In learning and gamification design, we may often have to work with what is considered “boring” material. Now, I challenge that, because for every person that calls some content boring there is typically also another who values it greatly. So there is more to this than meets the eye, in my view.
In each piece of content from compliance to science to history, art, etc. there is always an angle that makes it interesting. To unlock a sense of curiosity in the consumer of this content, takes effort in gaining an understanding of both sides of the boring fence and also of the reasons for consuming or having to consume the given material. We have often started with a very dry pdf document or powerpoint presentation and looked for a story.
Let’s take the subject of fraud prevention for example, to some off the charts boring and for others mighty important for everyone in a company to understand. The thing is most employees, don’t see how they could be stringed into fraudulent behaviour unknowingly. So the great interest peaking part here is to send them exactly down that slippery slope of doing a regular days work and yet acting fraudulently in a simulated story environment. I have to say, it made the content become real and relevant all of a sudden. The learning discussion after was something most fraud preventers would mostly dream of.
Another way of dealing with some of this subject matter is to create a storyline where the individuals have to deal with the aftermath of a situation gone wrong. They become the root cause detective, public relations manager and internal communications manager for the disaster in front of them. The more industry or company related examples you can bring in, the better. It gives a totally different perspective and possibly one most employees would never have considered.
This is where the storyline becomes the lead gamification dynamic and drives the conversation that follows.

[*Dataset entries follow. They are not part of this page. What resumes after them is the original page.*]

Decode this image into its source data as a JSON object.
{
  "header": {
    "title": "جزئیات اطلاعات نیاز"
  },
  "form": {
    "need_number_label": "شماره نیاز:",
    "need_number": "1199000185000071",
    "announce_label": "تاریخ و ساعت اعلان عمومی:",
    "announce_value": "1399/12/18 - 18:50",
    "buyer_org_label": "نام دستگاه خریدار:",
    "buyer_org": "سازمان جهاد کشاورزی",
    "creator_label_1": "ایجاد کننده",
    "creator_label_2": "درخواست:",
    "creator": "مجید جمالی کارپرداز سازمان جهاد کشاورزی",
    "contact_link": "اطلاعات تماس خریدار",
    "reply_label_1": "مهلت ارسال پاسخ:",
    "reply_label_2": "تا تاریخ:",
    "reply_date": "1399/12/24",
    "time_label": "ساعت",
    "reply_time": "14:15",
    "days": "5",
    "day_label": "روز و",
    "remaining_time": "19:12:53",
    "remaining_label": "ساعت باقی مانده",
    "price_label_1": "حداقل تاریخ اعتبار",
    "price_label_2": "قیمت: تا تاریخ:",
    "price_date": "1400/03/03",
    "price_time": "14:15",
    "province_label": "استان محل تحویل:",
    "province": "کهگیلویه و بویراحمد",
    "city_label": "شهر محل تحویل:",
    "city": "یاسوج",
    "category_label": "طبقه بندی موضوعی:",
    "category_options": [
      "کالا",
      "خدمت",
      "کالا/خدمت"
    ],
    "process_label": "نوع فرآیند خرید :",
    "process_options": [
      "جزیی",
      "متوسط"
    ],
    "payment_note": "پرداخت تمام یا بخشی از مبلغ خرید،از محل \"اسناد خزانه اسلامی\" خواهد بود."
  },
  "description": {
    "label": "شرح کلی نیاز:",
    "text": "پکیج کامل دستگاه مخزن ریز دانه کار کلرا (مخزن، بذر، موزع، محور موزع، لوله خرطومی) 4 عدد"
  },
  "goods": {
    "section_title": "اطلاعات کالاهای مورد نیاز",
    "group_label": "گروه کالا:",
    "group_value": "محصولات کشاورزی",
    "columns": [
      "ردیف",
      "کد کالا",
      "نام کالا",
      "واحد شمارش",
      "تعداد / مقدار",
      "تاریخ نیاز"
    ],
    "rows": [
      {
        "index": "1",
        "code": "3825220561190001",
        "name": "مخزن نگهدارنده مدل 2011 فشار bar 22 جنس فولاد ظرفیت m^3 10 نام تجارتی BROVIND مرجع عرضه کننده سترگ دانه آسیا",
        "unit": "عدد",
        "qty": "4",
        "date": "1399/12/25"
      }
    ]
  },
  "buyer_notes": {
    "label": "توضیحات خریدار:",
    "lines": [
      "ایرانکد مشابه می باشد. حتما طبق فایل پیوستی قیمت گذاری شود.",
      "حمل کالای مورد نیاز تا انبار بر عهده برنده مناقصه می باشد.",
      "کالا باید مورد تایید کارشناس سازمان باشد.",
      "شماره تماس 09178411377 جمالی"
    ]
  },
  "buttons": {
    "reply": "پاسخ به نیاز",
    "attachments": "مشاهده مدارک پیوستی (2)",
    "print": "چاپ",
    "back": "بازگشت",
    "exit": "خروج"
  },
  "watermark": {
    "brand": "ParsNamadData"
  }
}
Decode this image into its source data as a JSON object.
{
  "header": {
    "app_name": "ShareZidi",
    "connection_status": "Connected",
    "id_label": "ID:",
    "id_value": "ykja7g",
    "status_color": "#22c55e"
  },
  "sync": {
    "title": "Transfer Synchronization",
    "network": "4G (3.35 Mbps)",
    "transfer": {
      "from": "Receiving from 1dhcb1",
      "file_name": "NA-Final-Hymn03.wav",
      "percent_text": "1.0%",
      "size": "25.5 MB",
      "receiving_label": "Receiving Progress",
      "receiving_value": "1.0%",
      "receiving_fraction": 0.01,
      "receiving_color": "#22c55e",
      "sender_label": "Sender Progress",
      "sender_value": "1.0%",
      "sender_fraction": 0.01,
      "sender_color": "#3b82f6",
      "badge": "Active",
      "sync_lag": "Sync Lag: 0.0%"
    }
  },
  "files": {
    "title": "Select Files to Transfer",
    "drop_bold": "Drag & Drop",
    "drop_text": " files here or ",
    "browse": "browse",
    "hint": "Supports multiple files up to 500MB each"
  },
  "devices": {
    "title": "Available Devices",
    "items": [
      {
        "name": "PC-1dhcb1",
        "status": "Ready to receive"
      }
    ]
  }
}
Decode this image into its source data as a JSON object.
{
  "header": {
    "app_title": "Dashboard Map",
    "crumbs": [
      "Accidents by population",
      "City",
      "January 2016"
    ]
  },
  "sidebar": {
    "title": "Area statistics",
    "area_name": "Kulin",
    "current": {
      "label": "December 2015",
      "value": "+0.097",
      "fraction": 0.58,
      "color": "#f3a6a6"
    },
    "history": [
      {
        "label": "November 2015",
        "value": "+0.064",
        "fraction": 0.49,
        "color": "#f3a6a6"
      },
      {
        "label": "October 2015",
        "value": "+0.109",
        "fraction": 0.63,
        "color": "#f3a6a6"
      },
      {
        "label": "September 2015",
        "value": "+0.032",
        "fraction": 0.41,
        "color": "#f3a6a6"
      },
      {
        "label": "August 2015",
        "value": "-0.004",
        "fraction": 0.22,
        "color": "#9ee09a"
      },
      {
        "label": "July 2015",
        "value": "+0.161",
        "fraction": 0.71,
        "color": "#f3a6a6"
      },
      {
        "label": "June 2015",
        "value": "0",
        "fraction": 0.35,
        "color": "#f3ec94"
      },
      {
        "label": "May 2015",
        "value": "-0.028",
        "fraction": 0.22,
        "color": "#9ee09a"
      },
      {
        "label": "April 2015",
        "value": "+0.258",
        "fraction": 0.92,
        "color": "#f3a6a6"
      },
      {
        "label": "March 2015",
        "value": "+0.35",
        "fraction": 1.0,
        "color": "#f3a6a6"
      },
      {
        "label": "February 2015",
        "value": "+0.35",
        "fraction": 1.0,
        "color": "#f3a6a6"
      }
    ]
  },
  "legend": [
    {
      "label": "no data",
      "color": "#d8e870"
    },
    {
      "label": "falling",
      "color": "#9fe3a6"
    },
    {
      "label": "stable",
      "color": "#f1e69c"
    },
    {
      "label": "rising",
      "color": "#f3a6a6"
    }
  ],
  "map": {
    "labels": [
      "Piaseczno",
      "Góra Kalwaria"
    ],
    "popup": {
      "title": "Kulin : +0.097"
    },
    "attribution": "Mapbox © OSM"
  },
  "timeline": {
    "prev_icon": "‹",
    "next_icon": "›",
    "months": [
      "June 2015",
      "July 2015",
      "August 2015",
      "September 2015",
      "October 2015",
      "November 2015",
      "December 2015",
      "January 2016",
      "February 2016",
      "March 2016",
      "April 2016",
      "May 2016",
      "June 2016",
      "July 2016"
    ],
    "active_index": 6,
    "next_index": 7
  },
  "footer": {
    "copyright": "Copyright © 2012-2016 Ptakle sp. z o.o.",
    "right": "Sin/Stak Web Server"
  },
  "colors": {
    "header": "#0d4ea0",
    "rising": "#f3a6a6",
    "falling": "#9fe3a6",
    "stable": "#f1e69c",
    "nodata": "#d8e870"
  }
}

The purpose of the story is to make people think and to force them to make choices. Choices that may seem innocent and yet could lead you down a dark road, where backing out becomes even more risky. Giving them the lead role of resolving the situation. All these elements aim to create a sense of “I wonder if this happened to me for real, what would I do?”. At this point you as the story teller unlock the potential to make a difference in awareness and hence the learner has the choice to adapt their behaviour and think twice in future.